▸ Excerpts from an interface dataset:
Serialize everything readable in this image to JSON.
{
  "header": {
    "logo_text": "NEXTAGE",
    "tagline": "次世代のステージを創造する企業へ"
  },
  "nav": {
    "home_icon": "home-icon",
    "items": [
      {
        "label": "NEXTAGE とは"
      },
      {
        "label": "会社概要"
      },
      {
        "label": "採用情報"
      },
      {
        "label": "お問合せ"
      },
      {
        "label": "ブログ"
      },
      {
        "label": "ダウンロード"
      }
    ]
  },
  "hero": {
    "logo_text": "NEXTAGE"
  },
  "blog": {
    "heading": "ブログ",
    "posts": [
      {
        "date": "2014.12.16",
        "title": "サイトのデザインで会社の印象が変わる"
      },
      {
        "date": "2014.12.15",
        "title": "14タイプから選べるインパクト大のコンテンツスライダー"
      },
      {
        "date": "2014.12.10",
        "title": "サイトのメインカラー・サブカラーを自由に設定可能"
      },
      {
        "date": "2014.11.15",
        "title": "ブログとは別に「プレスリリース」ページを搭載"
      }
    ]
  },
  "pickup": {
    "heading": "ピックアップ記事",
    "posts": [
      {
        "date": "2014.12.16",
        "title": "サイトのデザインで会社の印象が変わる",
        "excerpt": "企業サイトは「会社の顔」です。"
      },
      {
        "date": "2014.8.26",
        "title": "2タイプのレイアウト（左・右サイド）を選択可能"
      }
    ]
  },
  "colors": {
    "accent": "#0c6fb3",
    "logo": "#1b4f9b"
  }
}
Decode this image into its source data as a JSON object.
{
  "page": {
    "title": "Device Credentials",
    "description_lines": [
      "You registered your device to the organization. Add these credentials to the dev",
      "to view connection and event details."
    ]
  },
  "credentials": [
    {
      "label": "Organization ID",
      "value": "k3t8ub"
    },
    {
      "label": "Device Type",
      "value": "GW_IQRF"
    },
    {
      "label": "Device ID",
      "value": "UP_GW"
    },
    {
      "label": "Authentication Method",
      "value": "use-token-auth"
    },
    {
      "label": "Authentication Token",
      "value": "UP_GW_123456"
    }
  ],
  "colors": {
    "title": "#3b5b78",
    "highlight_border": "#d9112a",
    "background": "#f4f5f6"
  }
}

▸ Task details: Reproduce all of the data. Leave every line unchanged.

▸ Response for this exercise:
Serialize everything readable in this image to JSON.
{
  "header": {
    "logo_text": "NEXTAGE",
    "tagline": "次世代のステージを創造する企業へ"
  },
  "nav": {
    "home_icon": "home-icon",
    "items": [
      {
        "label": "NEXTAGE とは"
      },
      {
        "label": "会社概要"
      },
      {
        "label": "採用情報"
      },
      {
        "label": "お問合せ"
      },
      {
        "label": "ブログ"
      },
      {
        "label": "ダウンロード"
      }
    ]
  },
  "hero": {
    "logo_text": "NEXTAGE"
  },
  "blog": {
    "heading": "ブログ",
    "posts": [
      {
        "date": "2014.12.16",
        "title": "サイトのデザインで会社の印象が変わる"
      },
      {
        "date": "2014.12.15",
        "title": "14タイプから選べるインパクト大のコンテンツスライダー"
      },
      {
        "date": "2014.12.10",
        "title": "サイトのメインカラー・サブカラーを自由に設定可能"
      },
      {
        "date": "2014.11.15",
        "title": "ブログとは別に「プレスリリース」ページを搭載"
      }
    ]
  },
  "pickup": {
    "heading": "ピックアップ記事",
    "posts": [
      {
        "date": "2014.12.16",
        "title": "サイトのデザインで会社の印象が変わる",
        "excerpt": "企業サイトは「会社の顔」です。"
      },
      {
        "date": "2014.8.26",
        "title": "2タイプのレイアウト（左・右サイド）を選択可能"
      }
    ]
  },
  "colors": {
    "accent": "#0c6fb3",
    "logo": "#1b4f9b"
  }
}
Decode this image into its source data as a JSON object.
{
  "page": {
    "title": "Device Credentials",
    "description_lines": [
      "You registered your device to the organization. Add these credentials to the dev",
      "to view connection and event details."
    ]
  },
  "credentials": [
    {
      "label": "Organization ID",
      "value": "k3t8ub"
    },
    {
      "label": "Device Type",
      "value": "GW_IQRF"
    },
    {
      "label": "Device ID",
      "value": "UP_GW"
    },
    {
      "label": "Authentication Method",
      "value": "use-token-auth"
    },
    {
      "label": "Authentication Token",
      "value": "UP_GW_123456"
    }
  ],
  "colors": {
    "title": "#3b5b78",
    "highlight_border": "#d9112a",
    "background": "#f4f5f6"
  }
}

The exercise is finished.